WHAT IS NEEDED: Every entry here should be copied exactly.
****
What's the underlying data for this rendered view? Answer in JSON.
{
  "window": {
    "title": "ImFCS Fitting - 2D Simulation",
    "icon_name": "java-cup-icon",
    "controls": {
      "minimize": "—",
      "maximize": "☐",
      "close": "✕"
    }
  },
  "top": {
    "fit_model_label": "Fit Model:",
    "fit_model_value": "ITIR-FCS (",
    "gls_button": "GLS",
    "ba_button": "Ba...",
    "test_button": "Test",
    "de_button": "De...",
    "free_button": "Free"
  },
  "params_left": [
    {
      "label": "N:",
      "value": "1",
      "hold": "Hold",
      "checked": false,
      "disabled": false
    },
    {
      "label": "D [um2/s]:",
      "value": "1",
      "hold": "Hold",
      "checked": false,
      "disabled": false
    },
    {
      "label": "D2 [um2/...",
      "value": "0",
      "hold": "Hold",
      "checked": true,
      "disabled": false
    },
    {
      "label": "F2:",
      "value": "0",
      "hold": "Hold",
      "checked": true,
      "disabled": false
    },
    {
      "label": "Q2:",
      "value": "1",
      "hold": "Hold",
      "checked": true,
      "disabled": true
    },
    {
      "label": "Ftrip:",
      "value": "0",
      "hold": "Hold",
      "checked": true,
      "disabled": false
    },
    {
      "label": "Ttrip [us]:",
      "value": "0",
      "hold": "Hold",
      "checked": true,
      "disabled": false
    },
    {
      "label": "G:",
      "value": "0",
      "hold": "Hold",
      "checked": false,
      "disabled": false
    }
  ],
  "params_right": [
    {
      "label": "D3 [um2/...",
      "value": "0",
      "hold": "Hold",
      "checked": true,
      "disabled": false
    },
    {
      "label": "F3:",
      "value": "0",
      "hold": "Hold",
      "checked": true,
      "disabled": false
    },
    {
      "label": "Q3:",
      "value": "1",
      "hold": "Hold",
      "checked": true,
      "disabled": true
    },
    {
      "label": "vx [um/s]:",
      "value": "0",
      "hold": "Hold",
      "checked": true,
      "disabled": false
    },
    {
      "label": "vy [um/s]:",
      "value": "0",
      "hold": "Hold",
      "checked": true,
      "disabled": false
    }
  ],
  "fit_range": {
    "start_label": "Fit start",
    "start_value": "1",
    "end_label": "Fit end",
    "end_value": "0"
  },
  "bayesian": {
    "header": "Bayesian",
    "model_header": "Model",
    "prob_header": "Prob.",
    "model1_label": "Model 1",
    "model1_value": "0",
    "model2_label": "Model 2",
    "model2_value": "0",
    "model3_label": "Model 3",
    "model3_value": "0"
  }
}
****
TASK ANSWER:
What's the underlying data for this rendered view? Answer in JSON.
{
  "window": {
    "title": "ImFCS Fitting - 2D Simulation",
    "icon_name": "java-cup-icon",
    "controls": {
      "minimize": "—",
      "maximize": "☐",
      "close": "✕"
    }
  },
  "top": {
    "fit_model_label": "Fit Model:",
    "fit_model_value": "ITIR-FCS (",
    "gls_button": "GLS",
    "ba_button": "Ba...",
    "test_button": "Test",
    "de_button": "De...",
    "free_button": "Free"
  },
  "params_left": [
    {
      "label": "N:",
      "value": "1",
      "hold": "Hold",
      "checked": false,
      "disabled": false
    },
    {
      "label": "D [um2/s]:",
      "value": "1",
      "hold": "Hold",
      "checked": false,
      "disabled": false
    },
    {
      "label": "D2 [um2/...",
      "value": "0",
      "hold": "Hold",
      "checked": true,
      "disabled": false
    },
    {
      "label": "F2:",
      "value": "0",
      "hold": "Hold",
      "checked": true,
      "disabled": false
    },
    {
      "label": "Q2:",
      "value": "1",
      "hold": "Hold",
      "checked": true,
      "disabled": true
    },
    {
      "label": "Ftrip:",
      "value": "0",
      "hold": "Hold",
      "checked": true,
      "disabled": false
    },
    {
      "label": "Ttrip [us]:",
      "value": "0",
      "hold": "Hold",
      "checked": true,
      "disabled": false
    },
    {
      "label": "G:",
      "value": "0",
      "hold": "Hold",
      "checked": false,
      "disabled": false
    }
  ],
  "params_right": [
    {
      "label": "D3 [um2/...",
      "value": "0",
      "hold": "Hold",
      "checked": true,
      "disabled": false
    },
    {
      "label": "F3:",
      "value": "0",
      "hold": "Hold",
      "checked": true,
      "disabled": false
    },
    {
      "label": "Q3:",
      "value": "1",
      "hold": "Hold",
      "checked": true,
      "disabled": true
    },
    {
      "label": "vx [um/s]:",
      "value": "0",
      "hold": "Hold",
      "checked": true,
      "disabled": false
    },
    {
      "label": "vy [um/s]:",
      "value": "0",
      "hold": "Hold",
      "checked": true,
      "disabled": false
    }
  ],
  "fit_range": {
    "start_label": "Fit start",
    "start_value": "1",
    "end_label": "Fit end",
    "end_value": "0"
  },
  "bayesian": {
    "header": "Bayesian",
    "model_header": "Model",
    "prob_header": "Prob.",
    "model1_label": "Model 1",
    "model1_value": "0",
    "model2_label": "Model 2",
    "model2_value": "0",
    "model3_label": "Model 3",
    "model3_value": "0"
  }
}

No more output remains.